Site Drainage. The proposed relocated Equestrian Center lies within the Sawmill Gulch Watershed and is well drained. The Center is located at the base of a 105-acre portion of the Sawmill Gulch Watershed. The site slopes to the northwest, and is flanked on either side by drainage.

Grading. Gabion retaining walls would be used to limit the grading required on some of the perimeter areas and minimize the erosion potential. Cut and fill areas would be limited to relatively low slopes (3:1) to minimize erosion potential. Erosion control methods will be the same as those proposed for the Project. Potential pollutants to down stream watershed from site runoff water would be controlled in grease traps and other suitable devices.

The grading plan for the improvements at the new Equestrian Center results in a need for approximately 15,000 cy of fill material. This material is proposed to be transported from The Inn at Spanish Bay. A truck route has been established for the hauling of soil (Congress Road to S.F.B. Morse Drive to the entrance to the new center, thus minimally impacting residential roads). The construction impact is discussed in the Transportation Analysis prepared for this project by Fehr & Peers Associates. Inc., a copy of which is on file with Monterey County.

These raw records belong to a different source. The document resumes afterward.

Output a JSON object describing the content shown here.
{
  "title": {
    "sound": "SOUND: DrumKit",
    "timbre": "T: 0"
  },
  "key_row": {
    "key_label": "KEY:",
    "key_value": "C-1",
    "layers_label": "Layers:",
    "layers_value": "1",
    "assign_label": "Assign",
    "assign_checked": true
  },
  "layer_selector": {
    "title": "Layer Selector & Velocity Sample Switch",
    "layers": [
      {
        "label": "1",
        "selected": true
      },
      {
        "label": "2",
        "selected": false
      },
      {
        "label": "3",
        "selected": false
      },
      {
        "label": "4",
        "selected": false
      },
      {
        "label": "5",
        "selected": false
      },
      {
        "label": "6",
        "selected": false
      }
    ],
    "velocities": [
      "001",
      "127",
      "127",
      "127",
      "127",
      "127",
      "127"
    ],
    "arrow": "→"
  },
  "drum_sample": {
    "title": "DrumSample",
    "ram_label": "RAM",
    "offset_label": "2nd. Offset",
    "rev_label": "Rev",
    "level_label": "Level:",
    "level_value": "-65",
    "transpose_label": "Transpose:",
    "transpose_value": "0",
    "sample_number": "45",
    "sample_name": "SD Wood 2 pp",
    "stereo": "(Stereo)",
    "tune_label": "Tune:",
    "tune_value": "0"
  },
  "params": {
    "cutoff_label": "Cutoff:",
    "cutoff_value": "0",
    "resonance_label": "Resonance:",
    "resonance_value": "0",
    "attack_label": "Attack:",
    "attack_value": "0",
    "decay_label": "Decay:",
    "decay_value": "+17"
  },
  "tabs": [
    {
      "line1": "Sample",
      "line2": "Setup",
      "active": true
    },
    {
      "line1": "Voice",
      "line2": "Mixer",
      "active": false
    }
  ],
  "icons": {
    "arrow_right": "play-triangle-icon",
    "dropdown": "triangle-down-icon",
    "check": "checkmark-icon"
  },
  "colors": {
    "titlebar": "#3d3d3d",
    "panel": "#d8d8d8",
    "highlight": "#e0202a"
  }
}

Architectural Design. The architectural design program is intended to provide for an equivalent facility to the existing Equestrian Center in terms of size and function. The Lesson Tie-Stall Barn is a new concept to provide safe saddling and grooming of lesson horses by children and novices. It handles the same population of horses as at the existing facility. The covered riding arena is new. The overall fenced ring, areas are somewhat less than at the existing Center. The new Center would have one more lunge ring than the existing Center (2 instead of 1). This additional lunge ring would be covered for use by boarders. Staff housing is the same as existing, but is substantially improved. The new Center adds a small clubhouse to the office facilities. Building heights and setbacks would be per applicable zoning. The buildings are to be sited and/or screened to minimize visibility from S.F.B. Morse Drive and Congress Road, both of which are approximately a quarter mile away.

Horse Stabling Facilities. Horse stabling facilities include 12 x 12 box stall barns, 12 x 24 box with corrals, and open corrals. Tack rooms and storage areas are built into the stall barns. Wash racks are provided. A total of 174 horses could be stabled (a mix of privately owned and school/trail horses). The buildings would use simple shapes and soft roof forms and be consistent throughout the facility. The exterior materials would be predominantly wood and metal with a natural finish. Roofs would be fire retardant with a Class "A" fire rating, and use earth tone colors. Skylights and solar collectors, if present, are to be located so as not to be visible from neighboring residences or from the road. Perimeter, corral, and ring fencing would be consistent with safe horse husbandry practices.

Landscaping. Native and drought tolerant species would be used for landscape areas. The design, maintenance and care of all trees, shrubs and landscaping would be done in accordance with the Forest Management Plan and the Biotic Report prepared for the area. Irrigation with reclaimed water is planned for the site to the maximum extent feasible.